═══ INPUT RECORDS
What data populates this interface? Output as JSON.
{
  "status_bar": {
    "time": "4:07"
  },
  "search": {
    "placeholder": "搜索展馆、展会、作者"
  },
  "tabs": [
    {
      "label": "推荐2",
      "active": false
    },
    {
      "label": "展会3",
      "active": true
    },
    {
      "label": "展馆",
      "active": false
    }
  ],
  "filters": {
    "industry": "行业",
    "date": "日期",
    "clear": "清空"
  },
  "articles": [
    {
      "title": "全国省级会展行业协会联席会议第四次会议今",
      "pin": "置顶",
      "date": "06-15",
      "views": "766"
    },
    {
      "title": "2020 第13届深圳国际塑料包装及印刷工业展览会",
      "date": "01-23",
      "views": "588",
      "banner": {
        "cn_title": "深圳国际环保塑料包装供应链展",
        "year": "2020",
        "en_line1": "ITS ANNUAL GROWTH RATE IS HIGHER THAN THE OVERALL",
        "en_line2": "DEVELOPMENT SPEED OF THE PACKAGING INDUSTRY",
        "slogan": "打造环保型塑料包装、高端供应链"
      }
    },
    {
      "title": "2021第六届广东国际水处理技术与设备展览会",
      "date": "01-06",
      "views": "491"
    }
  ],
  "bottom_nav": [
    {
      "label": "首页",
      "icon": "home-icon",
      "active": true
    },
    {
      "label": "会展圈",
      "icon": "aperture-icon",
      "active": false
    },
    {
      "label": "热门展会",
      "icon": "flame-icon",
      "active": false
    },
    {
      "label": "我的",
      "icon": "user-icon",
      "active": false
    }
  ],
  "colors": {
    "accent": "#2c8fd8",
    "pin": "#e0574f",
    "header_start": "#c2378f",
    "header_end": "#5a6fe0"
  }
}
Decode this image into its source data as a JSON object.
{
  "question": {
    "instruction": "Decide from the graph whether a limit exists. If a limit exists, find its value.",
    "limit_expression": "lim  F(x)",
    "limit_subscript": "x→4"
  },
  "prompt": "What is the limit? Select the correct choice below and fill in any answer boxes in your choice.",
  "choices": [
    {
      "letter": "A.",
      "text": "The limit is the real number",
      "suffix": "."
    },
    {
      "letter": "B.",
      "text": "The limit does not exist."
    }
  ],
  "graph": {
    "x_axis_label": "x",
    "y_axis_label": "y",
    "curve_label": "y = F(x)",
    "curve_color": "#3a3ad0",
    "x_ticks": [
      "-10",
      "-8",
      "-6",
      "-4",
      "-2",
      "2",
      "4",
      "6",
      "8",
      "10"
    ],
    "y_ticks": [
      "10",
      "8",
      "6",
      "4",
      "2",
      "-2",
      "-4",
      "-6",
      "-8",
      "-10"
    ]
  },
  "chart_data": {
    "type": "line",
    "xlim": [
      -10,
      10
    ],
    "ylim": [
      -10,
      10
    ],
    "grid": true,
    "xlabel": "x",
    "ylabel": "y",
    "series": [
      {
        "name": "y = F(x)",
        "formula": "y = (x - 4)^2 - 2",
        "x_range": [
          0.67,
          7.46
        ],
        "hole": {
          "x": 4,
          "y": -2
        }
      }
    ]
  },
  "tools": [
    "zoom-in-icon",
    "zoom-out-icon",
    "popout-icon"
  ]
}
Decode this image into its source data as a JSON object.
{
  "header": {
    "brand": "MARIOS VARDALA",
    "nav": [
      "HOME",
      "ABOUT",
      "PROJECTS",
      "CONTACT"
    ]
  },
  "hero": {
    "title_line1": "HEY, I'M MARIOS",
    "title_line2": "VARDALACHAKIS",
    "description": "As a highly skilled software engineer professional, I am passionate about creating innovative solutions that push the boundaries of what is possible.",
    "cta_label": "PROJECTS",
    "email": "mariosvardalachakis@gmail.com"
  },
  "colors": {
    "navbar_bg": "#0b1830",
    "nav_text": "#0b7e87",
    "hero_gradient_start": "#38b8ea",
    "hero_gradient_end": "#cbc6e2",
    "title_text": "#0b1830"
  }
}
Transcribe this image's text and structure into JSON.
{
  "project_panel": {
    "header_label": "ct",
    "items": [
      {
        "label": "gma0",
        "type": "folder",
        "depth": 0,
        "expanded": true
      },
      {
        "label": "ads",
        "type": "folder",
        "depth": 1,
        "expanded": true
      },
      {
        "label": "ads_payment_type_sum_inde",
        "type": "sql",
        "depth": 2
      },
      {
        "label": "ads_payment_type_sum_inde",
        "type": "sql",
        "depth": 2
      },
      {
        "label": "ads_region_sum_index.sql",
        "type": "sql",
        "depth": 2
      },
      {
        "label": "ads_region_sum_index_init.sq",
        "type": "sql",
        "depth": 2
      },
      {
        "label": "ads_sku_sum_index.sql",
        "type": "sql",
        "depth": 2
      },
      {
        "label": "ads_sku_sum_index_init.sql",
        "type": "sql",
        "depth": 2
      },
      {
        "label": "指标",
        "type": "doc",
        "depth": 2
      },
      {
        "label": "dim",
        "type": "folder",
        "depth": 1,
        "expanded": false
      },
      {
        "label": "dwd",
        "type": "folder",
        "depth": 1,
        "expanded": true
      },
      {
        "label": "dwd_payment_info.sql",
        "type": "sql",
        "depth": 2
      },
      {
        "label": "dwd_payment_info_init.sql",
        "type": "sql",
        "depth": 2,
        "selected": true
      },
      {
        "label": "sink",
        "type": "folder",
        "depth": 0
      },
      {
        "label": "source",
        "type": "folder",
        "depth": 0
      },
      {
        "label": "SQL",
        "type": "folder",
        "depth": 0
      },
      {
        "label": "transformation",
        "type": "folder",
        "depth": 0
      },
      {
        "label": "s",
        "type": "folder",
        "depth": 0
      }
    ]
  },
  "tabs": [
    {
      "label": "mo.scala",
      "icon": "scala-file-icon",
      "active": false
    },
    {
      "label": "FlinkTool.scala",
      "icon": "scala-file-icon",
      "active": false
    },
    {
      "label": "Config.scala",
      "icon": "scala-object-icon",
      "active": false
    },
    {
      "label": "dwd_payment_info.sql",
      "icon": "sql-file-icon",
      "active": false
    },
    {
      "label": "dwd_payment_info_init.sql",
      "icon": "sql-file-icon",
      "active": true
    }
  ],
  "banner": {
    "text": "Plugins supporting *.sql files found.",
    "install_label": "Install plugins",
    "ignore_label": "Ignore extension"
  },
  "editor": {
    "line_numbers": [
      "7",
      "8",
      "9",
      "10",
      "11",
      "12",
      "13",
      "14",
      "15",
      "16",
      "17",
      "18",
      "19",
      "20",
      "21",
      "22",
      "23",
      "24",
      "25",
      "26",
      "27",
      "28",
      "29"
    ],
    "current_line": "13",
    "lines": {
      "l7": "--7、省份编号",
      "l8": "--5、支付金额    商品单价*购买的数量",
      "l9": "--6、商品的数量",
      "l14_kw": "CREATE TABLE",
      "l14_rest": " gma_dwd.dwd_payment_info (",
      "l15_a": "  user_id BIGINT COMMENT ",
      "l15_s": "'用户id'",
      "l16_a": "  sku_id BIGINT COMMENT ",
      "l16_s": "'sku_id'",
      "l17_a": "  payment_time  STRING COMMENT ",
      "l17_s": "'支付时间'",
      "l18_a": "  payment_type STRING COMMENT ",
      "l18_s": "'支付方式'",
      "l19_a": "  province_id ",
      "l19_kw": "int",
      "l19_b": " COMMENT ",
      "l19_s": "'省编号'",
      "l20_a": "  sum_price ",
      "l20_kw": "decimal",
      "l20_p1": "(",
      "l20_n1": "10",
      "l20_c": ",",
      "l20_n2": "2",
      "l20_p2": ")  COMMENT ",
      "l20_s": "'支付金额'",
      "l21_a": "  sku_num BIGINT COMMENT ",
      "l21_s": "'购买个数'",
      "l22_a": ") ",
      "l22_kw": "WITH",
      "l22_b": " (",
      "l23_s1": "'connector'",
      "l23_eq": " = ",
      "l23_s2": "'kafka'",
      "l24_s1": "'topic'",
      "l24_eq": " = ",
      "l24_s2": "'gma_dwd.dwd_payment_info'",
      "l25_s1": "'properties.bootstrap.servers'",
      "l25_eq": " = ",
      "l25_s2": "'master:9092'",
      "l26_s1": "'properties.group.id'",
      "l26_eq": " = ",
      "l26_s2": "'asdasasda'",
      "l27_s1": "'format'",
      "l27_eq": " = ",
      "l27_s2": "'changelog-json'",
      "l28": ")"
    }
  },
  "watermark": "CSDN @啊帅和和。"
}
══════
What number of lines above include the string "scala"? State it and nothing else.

6